◆ **Records for the task**:
/---

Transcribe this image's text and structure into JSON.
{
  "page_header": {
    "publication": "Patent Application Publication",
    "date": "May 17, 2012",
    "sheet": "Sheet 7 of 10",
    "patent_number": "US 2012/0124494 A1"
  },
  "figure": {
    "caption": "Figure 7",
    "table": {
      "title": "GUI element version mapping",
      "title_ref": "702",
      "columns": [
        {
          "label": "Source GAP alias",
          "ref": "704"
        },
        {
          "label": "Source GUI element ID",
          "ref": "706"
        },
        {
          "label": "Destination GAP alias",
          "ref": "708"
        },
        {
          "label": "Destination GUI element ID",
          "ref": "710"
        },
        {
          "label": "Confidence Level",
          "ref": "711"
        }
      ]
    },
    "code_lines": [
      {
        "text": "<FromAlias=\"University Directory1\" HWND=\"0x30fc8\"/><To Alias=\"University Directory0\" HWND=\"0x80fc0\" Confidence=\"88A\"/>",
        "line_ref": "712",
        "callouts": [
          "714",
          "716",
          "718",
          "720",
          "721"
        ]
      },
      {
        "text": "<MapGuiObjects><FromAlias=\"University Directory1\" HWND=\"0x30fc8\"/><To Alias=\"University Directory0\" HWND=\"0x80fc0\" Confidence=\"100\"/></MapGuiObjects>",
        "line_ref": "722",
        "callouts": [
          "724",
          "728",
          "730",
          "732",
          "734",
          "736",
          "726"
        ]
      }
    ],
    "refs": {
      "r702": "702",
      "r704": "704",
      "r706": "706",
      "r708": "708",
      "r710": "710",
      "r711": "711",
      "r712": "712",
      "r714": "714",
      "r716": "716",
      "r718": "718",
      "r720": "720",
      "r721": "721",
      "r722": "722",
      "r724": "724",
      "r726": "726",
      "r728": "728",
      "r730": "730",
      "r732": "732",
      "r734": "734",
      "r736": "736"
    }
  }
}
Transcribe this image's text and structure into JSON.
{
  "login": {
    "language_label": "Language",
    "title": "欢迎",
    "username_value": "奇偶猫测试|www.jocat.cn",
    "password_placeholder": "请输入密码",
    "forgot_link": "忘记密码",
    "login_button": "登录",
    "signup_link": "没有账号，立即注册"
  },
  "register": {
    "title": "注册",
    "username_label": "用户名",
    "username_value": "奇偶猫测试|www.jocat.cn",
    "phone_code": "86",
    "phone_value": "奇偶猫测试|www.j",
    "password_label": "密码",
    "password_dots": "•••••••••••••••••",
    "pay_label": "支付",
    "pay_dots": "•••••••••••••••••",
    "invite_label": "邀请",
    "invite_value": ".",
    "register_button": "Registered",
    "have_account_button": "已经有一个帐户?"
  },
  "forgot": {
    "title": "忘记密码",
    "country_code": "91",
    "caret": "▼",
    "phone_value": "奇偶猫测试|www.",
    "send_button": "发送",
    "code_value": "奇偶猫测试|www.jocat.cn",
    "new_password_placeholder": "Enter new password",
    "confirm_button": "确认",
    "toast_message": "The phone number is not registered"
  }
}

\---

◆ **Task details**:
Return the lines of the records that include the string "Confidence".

◆ **Response to this task**:
          "label": "Confidence Level",
        "text": "<FromAlias=\"University Directory1\" HWND=\"0x30fc8\"/><To Alias=\"University Directory0\" HWND=\"0x80fc0\" Confidence=\"88A\"/>",
        "text": "<MapGuiObjects><FromAlias=\"University Directory1\" HWND=\"0x30fc8\"/><To Alias=\"University Directory0\" HWND=\"0x80fc0\" Confidence=\"100\"/></MapGuiObjects>",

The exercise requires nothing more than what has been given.